“No matter, I have no English left. The thing one doesn’t learn in youth he doesn’t retain. It’s only skin deep, you shed it with old age.”
“What odds”, says I. “unless I’m mistaken it won’t be necessary for me or you to say a word. The Yank will do the talking.” I persuaded Mick to come with us.
I said the Yank would be talkative, but I misjudged him. He made no conversation. He didn’t say a word. He drove over Meenacuaing, up Dunlewey, out past the Sandy Lough and east as if he were making for Letterkenny. He wasn’t needing any directions from me.
Going over Devlin we came as far as the old ruined house. The Yank stopped the car. He opened the door and out with him. ‘I guess we ought to look in here’, said he and he went into the old ruin and we after him. ‘We have no need for English in this hallowed floor’ said he, taking off his hat and blessing himself.

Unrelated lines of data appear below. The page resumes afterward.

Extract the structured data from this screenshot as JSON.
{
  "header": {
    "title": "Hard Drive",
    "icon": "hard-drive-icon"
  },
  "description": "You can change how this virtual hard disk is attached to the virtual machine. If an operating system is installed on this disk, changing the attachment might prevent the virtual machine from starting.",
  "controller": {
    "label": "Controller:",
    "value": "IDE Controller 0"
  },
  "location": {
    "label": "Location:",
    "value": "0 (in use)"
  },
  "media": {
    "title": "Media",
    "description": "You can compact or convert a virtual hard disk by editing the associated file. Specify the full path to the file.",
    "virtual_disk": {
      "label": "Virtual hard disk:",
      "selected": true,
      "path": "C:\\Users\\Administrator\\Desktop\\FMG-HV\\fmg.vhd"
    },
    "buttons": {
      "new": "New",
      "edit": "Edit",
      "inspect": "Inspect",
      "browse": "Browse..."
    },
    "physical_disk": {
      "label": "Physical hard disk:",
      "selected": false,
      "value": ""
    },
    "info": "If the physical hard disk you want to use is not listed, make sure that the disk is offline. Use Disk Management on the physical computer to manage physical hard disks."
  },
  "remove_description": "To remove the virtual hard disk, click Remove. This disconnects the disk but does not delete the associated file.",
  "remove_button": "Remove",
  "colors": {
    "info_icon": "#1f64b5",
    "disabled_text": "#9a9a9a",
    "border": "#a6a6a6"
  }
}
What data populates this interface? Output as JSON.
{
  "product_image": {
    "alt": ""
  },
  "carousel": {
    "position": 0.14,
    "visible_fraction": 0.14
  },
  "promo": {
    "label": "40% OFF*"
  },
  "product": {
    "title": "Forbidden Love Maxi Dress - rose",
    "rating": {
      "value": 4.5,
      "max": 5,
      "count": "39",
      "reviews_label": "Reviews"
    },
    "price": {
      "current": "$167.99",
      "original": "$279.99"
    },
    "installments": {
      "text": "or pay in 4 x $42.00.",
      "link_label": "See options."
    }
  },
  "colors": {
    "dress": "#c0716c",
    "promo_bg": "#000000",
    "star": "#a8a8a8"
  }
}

Then he took a bottle from his pocket.
“It’s hard to get a drop of poteen now” said he, “but I got it. Here on this floor I tasted my first poteen ever. And here I’ll taste it for the last time. Maybe it seems strange to you but I’d have been lost east of here long ago but for the Slasher, his son and his dog. And another man. A man God sent my way on his road.”
“Did you ever see that man since?” said I.
[Now speaking Irish] “It’s better to leave the mystery behind” said he, grabbing Red Mick by both hands. “Thank God I lived to see you again.”
One morning at sunset we stood looking at Errigal far away from us. It changed colour three times in a few minutes. “I never saw a mountain peak so lovely”, said the Yank, and his voice choking with emotion. “It’s a great pity wheat doesn’t grow on your ridges. If such were so I’d never leave you… But it can’t be helped. It can’t.”
Translated by Paddy Tunney in 1975
Story is from the book: Fód an Bháis (Dublin: Oifig an tSoláthair 1955)
Slasher’s House and Site I bought in 1975. It backs onto the GlenveaghNational Parkand is very close to the new visitors centre.
Electoral District: Cross Roads
Now owned by Commissioners of Public Works in Ireland
Area 25.170 Hectares (when I bought it it was described as circa 62 acres.